Hot desking and hoteling are ideal for companies with many contract workers or consultants and sales representatives who are frequently on the road. These types of employees are accustomed to not working at their own desks and may be better able to adapt to hoteling and hot desking. The practice of sharing workspace is also favored among organizations with many part-time workers.
Easily Book Workspaces with Hot Desk Management Software
In order to make hot desking and hoteling work in your company, it’s crucial to invest in a workspace management solution that allows employees to easily plan and book shared workspaces. The hot desking systems that work best are those that merge with an organization’s existing technology, which is why hot desking tools for Outlook® are a popular choice.
A hot desking system keeps track of a company’s resources. Employees can use the software to reserve or select a workspace. In some organizations, a desk may be permanently allocated to an employee that isn’t in the office all day, every day. A workspace management solution can be used to free up that desk while the employee is gone so that other staff members can use it. This could reduce the number of desks an organization needs.
The right workspace management solution ensures that hot desking and hoteling live up to their potential within your organization. It streamlines operations and saves time while freeing up staff to focus on other critical tasks.
To maximize the benefits of a hot desk management system, choose one with a built-in reporting tool. By extracting reports on meeting room and hot desk usage, you can make the best use of office space and improve your bottom line. Based on data derived from the reports, you can determine which resources are over- or underutilized. This could help you eliminate empty hot desks or turn underutilized meeting rooms into hot desks instead.

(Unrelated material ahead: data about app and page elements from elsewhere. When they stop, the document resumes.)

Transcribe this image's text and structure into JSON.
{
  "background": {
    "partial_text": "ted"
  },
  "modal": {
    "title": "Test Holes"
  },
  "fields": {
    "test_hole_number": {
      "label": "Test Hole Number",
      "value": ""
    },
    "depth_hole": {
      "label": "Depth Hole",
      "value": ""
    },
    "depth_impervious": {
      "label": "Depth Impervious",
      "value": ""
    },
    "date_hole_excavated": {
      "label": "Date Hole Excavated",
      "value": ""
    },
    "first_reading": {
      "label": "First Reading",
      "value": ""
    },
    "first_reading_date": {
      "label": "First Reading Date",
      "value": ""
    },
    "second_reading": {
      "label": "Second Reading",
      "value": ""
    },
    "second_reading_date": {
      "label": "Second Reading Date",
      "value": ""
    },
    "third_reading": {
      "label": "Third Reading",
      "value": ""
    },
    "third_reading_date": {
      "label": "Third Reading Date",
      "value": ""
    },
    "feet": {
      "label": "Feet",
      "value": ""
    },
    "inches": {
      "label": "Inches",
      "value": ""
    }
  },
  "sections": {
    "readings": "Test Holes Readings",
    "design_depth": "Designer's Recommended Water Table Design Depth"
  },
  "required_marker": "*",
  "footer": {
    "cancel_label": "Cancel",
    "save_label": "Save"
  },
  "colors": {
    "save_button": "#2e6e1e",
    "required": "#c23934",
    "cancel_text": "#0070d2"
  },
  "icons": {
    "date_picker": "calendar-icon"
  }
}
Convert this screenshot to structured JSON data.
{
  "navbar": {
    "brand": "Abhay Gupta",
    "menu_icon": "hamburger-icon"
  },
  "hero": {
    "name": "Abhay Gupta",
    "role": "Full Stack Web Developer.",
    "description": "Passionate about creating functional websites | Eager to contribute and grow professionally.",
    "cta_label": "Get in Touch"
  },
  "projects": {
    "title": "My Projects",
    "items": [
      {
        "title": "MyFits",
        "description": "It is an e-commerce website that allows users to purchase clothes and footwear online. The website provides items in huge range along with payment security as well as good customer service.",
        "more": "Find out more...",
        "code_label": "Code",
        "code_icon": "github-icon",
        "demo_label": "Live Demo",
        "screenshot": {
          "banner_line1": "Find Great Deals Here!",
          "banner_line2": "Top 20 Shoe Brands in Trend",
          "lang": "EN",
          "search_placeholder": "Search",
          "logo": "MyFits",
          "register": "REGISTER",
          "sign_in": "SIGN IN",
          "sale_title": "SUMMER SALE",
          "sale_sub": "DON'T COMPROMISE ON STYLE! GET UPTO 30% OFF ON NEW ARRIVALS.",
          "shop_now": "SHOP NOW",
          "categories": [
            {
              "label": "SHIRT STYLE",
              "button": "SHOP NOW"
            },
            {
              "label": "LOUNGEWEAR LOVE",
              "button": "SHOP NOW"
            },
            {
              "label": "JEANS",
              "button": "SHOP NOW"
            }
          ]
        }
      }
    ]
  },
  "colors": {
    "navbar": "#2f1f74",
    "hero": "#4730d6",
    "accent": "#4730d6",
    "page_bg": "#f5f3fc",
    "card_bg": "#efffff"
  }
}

Streamline Hot Desking in Outlook® with Resource Central
Resource Central is a shared workspace management solution that not only allows you to coordinate shared workspaces, but also gives you the ability to book meeting rooms and order associated services. With Resource Central, users can search for and book available workspaces by category and location directly through Outlook® in advance or on demand. Users continue to work with Outlook’s familiar and intuitive interface, so they need minimal training to learn how to use the system. Sign up for a free trial of Resource Central today if you’re looking for an easy-to-use tool for booking workstations within Outlook®.